-- PROBLEM STATEMENT --
From the data, copy out every line in which the word "pressure" appears.

Saved data entries:

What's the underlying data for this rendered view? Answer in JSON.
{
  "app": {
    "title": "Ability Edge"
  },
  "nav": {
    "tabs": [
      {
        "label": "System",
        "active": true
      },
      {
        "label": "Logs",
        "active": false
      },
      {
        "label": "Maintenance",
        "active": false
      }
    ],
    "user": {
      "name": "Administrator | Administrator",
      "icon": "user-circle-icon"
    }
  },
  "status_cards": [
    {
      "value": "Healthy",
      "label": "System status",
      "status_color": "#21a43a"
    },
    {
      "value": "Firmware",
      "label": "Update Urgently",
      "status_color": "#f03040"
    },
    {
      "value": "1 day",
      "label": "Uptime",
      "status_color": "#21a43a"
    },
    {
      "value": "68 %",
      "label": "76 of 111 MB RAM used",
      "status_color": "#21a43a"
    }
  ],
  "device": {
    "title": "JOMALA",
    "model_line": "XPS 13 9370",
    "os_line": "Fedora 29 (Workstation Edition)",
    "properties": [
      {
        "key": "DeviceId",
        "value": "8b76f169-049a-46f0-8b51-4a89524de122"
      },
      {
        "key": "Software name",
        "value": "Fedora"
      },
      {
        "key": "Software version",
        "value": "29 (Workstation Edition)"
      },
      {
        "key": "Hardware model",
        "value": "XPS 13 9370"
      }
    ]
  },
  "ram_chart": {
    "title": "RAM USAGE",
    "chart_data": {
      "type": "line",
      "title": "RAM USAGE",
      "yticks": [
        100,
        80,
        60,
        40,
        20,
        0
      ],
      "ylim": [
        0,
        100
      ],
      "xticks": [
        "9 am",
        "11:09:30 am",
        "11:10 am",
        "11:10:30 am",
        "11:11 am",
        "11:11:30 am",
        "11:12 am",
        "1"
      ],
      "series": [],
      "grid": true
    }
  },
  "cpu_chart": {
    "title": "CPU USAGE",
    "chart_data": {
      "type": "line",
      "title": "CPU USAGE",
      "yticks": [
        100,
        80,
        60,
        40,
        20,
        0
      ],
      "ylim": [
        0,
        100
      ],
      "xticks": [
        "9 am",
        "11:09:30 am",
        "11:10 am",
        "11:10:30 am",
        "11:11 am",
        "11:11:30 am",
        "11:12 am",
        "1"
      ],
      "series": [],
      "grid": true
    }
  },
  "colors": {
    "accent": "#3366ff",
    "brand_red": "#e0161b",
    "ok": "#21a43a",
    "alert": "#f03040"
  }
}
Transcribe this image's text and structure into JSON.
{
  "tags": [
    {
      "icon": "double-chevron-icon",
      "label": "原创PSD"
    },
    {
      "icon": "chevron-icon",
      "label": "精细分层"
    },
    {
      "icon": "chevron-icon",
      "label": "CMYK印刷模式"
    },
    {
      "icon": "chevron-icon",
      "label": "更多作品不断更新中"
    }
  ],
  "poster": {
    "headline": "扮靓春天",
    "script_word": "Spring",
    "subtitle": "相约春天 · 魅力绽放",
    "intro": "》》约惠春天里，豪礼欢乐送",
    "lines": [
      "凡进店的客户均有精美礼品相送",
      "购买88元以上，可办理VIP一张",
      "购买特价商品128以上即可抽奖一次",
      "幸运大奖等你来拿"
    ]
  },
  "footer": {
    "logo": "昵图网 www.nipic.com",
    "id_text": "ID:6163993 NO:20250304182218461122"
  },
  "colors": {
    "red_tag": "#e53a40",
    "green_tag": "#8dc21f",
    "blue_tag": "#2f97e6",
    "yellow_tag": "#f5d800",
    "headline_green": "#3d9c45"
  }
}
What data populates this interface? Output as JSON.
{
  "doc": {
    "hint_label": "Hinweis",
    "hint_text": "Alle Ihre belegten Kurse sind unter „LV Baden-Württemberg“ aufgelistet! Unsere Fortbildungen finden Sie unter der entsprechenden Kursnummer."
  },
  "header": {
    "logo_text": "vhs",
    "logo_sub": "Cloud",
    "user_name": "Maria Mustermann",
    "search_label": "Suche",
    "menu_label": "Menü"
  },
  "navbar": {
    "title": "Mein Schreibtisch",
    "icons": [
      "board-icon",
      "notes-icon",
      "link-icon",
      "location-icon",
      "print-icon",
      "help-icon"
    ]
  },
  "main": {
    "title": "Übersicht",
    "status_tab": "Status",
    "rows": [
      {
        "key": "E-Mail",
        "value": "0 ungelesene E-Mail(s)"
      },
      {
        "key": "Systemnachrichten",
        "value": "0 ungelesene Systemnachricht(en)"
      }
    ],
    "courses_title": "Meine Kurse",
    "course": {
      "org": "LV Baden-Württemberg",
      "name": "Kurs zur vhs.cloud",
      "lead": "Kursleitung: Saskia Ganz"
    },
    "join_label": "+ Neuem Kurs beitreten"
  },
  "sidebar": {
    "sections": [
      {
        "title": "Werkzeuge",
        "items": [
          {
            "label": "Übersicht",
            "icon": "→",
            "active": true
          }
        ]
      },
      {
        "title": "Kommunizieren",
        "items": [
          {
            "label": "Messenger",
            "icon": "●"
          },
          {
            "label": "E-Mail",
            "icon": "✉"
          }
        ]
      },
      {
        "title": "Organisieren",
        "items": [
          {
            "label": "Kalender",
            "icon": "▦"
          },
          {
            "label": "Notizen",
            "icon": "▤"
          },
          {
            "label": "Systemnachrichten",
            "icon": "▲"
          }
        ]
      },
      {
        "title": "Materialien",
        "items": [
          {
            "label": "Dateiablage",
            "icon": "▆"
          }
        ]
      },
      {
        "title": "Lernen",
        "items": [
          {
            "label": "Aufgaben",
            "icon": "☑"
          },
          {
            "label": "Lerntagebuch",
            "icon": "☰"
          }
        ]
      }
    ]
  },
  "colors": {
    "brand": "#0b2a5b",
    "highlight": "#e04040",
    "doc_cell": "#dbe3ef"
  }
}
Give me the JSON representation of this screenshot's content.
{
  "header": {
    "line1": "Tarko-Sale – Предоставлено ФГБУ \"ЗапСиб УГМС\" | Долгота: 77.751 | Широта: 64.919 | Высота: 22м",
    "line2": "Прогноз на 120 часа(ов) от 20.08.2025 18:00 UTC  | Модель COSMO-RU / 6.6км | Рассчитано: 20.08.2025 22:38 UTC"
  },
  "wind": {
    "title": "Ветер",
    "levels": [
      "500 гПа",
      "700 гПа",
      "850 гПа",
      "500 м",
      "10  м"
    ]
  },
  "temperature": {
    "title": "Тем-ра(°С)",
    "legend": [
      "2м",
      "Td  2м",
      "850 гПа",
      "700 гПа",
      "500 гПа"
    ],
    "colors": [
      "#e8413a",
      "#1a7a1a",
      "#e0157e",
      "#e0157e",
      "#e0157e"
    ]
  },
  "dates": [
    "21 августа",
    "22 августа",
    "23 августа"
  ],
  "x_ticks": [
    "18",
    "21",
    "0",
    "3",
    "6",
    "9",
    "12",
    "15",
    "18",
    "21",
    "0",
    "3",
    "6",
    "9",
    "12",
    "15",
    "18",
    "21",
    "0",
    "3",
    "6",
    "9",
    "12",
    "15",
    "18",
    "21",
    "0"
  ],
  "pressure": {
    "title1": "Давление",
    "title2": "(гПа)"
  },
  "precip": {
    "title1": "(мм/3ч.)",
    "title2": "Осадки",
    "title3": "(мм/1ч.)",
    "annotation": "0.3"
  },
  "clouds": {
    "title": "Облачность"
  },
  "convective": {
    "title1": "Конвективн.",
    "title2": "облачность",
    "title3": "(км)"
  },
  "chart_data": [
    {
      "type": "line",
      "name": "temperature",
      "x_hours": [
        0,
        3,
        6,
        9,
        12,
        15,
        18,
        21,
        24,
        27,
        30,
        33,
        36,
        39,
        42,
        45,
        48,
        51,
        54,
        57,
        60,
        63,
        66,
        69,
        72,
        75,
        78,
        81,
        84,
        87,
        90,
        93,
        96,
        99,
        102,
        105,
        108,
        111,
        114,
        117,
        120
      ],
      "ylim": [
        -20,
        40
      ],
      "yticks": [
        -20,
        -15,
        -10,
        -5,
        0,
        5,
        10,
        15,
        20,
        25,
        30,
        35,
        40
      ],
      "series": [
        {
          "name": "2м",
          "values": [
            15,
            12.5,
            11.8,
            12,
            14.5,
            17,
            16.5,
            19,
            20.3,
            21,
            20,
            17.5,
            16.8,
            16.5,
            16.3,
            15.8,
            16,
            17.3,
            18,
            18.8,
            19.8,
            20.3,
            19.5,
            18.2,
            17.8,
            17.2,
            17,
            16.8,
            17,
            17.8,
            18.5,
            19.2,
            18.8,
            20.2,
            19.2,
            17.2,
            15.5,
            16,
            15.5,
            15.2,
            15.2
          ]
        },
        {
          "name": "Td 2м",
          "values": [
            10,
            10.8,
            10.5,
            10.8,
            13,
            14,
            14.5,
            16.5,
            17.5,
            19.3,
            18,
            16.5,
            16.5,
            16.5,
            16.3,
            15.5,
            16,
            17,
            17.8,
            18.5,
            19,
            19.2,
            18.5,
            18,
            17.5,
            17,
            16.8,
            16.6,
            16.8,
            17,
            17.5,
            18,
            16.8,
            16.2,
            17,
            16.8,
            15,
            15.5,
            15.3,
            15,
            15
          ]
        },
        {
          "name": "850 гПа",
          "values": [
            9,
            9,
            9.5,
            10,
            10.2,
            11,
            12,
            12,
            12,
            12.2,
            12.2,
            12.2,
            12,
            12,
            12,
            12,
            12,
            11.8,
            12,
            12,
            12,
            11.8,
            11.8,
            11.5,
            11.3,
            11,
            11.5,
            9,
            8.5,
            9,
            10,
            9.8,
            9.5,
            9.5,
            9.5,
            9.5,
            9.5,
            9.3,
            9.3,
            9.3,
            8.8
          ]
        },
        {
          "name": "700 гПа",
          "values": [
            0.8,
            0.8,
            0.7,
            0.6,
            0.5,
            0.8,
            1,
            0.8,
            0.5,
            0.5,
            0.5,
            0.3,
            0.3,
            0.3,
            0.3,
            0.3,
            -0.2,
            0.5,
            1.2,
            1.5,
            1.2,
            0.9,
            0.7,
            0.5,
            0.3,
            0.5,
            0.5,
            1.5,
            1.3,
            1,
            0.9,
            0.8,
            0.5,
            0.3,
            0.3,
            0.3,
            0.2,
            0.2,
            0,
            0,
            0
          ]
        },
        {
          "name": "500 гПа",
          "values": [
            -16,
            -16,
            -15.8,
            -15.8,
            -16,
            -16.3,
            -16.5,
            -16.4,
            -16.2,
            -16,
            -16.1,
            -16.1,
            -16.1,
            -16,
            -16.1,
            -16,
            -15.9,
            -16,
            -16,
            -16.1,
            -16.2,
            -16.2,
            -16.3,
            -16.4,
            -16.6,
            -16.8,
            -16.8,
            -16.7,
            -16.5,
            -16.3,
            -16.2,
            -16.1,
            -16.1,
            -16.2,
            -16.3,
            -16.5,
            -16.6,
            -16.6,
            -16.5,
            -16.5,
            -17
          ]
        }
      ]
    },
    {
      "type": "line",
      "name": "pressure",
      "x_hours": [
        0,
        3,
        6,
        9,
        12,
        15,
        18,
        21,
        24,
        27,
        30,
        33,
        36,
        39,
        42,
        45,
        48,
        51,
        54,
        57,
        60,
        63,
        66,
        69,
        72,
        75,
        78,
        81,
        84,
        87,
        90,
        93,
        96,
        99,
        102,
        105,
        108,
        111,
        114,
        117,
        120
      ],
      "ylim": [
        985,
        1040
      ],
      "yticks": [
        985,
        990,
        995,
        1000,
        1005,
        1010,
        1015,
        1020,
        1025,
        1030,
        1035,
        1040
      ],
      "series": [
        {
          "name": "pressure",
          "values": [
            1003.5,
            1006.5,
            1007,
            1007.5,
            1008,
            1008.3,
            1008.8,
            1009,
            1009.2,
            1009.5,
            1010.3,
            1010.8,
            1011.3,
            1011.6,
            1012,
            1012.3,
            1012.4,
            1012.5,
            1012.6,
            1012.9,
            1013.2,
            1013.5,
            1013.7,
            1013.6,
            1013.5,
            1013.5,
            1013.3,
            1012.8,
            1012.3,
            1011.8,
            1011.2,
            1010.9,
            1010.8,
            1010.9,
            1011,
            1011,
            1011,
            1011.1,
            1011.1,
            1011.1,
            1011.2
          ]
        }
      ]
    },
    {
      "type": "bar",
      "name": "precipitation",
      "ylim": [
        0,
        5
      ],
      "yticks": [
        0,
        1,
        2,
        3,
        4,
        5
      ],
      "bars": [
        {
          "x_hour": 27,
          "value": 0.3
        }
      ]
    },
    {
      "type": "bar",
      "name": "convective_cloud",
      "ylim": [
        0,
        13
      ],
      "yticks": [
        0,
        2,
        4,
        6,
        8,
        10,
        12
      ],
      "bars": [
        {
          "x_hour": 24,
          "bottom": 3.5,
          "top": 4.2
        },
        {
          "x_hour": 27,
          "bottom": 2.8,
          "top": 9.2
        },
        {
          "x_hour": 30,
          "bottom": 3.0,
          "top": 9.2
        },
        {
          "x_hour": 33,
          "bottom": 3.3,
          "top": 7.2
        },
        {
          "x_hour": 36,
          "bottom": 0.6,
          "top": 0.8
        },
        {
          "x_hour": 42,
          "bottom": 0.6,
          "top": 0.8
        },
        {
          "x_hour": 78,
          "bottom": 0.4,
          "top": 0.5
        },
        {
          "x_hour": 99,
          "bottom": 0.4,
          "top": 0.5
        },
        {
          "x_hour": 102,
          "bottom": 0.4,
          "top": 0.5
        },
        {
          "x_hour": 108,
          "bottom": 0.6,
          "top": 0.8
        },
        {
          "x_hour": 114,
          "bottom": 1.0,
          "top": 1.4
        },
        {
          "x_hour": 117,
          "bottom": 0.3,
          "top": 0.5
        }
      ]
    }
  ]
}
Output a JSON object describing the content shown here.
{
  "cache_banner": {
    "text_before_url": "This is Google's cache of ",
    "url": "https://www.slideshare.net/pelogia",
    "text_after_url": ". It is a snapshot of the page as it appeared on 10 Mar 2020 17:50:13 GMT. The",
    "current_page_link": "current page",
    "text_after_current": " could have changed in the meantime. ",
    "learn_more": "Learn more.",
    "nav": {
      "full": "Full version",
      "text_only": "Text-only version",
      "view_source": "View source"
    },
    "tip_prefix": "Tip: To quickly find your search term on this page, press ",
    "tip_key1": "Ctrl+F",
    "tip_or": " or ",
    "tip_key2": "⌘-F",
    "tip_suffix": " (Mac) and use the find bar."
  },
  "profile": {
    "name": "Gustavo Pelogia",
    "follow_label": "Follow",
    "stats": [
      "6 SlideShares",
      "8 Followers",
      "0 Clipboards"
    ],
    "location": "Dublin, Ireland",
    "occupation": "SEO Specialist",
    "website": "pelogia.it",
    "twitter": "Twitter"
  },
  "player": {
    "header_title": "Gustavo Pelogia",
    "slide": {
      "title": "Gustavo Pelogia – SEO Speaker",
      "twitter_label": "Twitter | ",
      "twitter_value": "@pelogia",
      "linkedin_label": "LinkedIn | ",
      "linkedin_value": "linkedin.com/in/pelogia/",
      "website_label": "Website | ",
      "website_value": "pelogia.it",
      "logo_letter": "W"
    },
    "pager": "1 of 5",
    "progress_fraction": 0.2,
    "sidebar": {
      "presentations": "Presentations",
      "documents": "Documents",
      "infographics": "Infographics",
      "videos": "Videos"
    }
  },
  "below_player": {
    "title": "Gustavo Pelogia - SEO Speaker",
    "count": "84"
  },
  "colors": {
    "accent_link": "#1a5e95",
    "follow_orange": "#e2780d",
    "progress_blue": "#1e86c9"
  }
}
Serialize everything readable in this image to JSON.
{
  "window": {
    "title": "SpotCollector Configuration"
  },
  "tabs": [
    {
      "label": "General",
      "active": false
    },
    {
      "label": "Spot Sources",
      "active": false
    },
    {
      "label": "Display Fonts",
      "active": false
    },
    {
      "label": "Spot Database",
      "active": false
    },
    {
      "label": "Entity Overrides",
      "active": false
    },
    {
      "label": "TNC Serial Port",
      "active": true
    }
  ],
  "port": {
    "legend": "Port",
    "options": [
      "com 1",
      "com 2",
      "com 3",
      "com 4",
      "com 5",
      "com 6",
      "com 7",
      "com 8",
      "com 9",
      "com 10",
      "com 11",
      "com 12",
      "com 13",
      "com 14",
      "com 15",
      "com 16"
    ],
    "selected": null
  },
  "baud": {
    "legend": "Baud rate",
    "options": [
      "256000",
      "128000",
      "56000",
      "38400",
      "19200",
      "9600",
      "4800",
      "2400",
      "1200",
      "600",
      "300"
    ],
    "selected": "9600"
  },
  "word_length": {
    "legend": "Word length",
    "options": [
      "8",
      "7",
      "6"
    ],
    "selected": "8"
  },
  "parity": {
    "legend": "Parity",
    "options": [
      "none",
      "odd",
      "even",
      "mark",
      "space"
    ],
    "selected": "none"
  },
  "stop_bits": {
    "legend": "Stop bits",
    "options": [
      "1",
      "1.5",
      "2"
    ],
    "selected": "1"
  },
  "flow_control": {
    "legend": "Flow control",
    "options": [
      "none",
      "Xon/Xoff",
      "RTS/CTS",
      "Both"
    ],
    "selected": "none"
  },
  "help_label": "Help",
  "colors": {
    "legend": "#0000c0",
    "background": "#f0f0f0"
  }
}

-- EXPECTED ANSWER --
  "pressure": {
      "name": "pressure",
          "name": "pressure",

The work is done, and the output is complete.